The Federal Center in Seattle

The Federal Center in Seattle is one of the greenest buildings in the country.
© Benjamin Benschneider

They do things like recycle wastewater and use all natural lighting or photovoltaic energy systems. They are conveniently located to encourage public transit, walking and biking to work rather than driving. They are an inspiration to future buildings.

So which buildings are they? Let’s take a look (information from Scientific American):

Norris House: Located at the University of Tennessee, this is a series of “compact houses linked by footpaths and roads to a central common area.” The paths are made up of perennial, native grass and the roofs collect rainwater that is later treated by UV lamps and carbon filtration to be used in toilets and clothes washing. Interior paint is VOC-free to protect air quality.

Keeling Apartments: These buildings are temperature self-regulating, eliminating the need for air conditioning units during the hot San Diego summers. The entire building structure and its windows are designed to catch cool coastal winds. On the inside, a courtyard collects sunlight and warms rooms on the inside.

Clock Shadow Building: From first look, it’s apparent that this place is green: salvaged materials decorate and structure the building. It also self regulates internal temperatures, using thermal heating and cooling systems only when necessary. Windows with sunscreens simultaneously allow for heating and cooling via sunlight and cool wind currents.

Federal Center: This building in Seattle is so energy efficient that it is expected to receive a 100 percent Energy Star score this year. It is made using renewable materials (like reclaimed wood for flooring). Ponds and rain gardens are fed by on-site water run-off, while treated rainwater is used in toilets, irrigation, and much more.

Marin Country School: Kids attending this Ring Mountain-San Francisco Bay school get plenty of natural light and fresh air. The landscaping around the school is also naturally supportive on native plants and helps reduce runoff and restore water to the nearby creek. Rainwater is caught and treated for reuse in the building as well, helping to reduce the school’s need for outside water sources.

Merritt Senior Apartments: These buildings are located in Oakland, California. Not only are they affordable, but they are also conveniently located near the BART transit lines to promote public transport. Only native vegetation was used in landscaping and the buildings were built to minimize energy use—they make use of a rooftop solar water heater, photovoltaic panels for light, and more.

Full Goods Warehouse: This San Antonio, Texas, building is used for both commercial and residential purposes. Over a quarter of its power is created using a photovoltaic rooftop system and so much rainwater is caught, treated and reused that it cuts out 74% of potable water dependency. The building is also a re-claimed warehouse, making it all the greener.

San Francisco Public Utilities: All of the light fixtures in this building are energy efficient and high-performance. Wind and photovoltaic sources provide partial power to the building and there is an on-site black water treatment system that provides for all non-potable water needs.

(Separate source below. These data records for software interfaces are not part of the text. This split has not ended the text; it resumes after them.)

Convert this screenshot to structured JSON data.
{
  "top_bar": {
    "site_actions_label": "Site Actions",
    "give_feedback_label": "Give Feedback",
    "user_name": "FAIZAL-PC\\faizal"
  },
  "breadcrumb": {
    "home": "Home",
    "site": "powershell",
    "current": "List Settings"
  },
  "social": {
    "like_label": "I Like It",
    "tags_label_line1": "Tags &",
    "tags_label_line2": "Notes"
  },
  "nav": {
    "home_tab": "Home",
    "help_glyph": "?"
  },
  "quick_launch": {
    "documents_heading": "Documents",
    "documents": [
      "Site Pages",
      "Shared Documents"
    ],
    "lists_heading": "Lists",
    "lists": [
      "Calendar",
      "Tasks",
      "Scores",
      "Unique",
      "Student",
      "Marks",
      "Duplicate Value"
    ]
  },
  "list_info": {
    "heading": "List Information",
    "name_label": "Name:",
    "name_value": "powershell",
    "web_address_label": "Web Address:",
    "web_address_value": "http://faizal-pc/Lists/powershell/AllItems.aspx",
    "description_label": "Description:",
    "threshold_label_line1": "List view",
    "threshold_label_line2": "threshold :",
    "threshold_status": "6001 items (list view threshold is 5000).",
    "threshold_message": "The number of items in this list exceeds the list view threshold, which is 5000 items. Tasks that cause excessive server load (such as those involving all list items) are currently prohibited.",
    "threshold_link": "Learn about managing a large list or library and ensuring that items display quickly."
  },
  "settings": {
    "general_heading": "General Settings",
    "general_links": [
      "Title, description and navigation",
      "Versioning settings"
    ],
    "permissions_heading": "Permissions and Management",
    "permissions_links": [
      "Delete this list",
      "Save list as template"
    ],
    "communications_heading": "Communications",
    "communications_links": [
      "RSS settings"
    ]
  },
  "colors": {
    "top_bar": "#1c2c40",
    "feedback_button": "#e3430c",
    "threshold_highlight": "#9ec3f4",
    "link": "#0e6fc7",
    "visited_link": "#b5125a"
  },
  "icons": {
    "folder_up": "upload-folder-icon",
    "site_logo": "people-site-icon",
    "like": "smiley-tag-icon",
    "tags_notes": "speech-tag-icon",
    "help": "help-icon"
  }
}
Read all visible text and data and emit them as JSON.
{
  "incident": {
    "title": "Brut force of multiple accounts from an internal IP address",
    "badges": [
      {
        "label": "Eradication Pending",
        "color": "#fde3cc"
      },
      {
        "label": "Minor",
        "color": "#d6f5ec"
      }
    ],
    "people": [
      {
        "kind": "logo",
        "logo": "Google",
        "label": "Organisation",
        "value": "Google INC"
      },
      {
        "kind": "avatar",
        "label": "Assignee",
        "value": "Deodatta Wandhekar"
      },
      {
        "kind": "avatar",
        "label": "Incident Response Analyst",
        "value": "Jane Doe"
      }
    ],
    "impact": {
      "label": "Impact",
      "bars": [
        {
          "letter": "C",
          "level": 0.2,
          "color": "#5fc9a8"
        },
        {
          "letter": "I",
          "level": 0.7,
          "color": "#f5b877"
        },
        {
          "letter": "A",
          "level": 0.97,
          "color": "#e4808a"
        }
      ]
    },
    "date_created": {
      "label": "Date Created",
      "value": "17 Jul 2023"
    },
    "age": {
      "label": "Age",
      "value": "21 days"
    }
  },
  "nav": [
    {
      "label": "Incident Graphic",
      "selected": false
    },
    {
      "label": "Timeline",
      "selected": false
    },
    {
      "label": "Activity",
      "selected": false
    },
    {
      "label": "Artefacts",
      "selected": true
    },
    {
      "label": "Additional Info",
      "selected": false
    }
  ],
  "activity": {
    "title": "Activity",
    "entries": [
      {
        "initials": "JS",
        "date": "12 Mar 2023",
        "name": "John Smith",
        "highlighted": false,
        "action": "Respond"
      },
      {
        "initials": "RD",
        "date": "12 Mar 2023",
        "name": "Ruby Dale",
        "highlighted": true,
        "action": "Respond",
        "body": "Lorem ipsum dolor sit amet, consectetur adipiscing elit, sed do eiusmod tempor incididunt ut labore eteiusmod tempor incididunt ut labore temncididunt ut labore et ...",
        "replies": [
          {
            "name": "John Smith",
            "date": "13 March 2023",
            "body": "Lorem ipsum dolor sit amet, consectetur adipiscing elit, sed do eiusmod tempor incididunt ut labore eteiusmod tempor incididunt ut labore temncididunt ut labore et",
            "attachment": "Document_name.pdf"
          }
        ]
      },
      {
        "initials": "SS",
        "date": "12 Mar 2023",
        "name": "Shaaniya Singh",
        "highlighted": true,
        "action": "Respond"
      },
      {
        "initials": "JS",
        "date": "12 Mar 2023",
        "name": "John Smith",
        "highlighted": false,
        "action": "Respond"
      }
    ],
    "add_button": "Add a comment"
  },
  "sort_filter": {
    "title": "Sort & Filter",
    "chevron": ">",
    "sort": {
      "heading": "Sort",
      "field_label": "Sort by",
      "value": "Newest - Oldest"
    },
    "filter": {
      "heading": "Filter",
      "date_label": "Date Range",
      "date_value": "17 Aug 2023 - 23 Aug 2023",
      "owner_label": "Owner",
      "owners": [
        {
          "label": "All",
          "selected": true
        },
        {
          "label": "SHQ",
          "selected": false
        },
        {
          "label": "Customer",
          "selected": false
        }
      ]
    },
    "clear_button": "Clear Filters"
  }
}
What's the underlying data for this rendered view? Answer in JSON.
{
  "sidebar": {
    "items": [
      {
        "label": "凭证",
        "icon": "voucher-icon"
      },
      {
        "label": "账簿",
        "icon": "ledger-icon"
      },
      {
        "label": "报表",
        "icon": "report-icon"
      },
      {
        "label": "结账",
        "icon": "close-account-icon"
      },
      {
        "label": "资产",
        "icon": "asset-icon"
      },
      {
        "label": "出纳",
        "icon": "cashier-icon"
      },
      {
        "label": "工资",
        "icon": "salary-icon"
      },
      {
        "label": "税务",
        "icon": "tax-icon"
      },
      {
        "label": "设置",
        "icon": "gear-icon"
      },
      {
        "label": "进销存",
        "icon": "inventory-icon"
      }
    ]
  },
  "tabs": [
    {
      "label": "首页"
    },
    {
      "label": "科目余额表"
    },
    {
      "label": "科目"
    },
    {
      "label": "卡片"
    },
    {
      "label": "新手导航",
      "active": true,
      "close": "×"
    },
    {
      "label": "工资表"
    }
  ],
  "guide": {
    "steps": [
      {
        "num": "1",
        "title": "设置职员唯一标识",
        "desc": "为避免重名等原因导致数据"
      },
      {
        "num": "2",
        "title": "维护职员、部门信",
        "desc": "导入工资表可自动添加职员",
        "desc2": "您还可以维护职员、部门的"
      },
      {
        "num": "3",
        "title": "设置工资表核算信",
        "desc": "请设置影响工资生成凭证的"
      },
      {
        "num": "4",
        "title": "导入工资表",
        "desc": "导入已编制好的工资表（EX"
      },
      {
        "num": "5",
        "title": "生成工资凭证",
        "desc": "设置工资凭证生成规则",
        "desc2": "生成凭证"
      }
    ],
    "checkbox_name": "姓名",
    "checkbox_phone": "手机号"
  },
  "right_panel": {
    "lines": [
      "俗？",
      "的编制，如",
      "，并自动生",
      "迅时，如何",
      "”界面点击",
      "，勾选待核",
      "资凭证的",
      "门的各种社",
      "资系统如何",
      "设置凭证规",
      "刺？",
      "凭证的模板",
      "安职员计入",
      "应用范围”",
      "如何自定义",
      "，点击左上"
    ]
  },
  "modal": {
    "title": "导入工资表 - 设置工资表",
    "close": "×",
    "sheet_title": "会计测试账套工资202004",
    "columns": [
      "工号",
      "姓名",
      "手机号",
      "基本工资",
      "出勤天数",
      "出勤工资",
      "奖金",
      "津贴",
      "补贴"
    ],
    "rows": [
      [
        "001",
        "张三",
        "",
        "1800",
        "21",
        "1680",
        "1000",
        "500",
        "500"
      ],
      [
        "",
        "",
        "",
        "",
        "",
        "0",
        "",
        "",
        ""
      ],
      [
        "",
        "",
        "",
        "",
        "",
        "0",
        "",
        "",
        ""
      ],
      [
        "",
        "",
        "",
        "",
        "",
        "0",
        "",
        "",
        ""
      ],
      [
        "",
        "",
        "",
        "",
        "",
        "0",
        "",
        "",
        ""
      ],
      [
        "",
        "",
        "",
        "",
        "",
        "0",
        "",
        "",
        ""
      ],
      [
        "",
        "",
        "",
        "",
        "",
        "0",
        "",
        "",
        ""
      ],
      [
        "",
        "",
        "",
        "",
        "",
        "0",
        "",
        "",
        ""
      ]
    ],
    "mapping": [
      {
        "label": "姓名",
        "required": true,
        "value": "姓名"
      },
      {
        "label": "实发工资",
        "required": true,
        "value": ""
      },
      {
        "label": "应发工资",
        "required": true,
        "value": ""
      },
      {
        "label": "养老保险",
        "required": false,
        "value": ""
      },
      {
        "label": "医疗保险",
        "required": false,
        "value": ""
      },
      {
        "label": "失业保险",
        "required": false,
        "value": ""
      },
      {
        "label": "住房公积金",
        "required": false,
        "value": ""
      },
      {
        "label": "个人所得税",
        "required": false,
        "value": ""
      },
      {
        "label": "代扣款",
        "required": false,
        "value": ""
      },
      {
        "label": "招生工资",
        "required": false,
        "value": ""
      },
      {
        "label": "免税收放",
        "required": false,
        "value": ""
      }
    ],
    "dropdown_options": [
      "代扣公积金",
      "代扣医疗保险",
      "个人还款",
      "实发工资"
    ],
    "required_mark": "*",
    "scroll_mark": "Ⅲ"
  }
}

Swenson Engineering Building: This University of Minnesota Duluth building treats about ninety percent of precipitation, with drainage going to a protected trout stream. Water is retained through permeable paving, rain gardens and an underground storm water-retention system. About a quarter of the roof is taken up by a vegetated system as well.

Yin Yang House: Located in Venice, California, this building maximizes internal air quality while simultaneously contributing to the external environment. It has green roofs, retains storm water, and grows native vegetation that thrives in times of drought. Its electricity is 100% provided by solar panels and an innovative ventilation system removes any need for a mechanized heating and cooling system. A house built on the site in 1963 was incorporated into its structure rather than torn down, and the space is designed to provide home and office space for one family.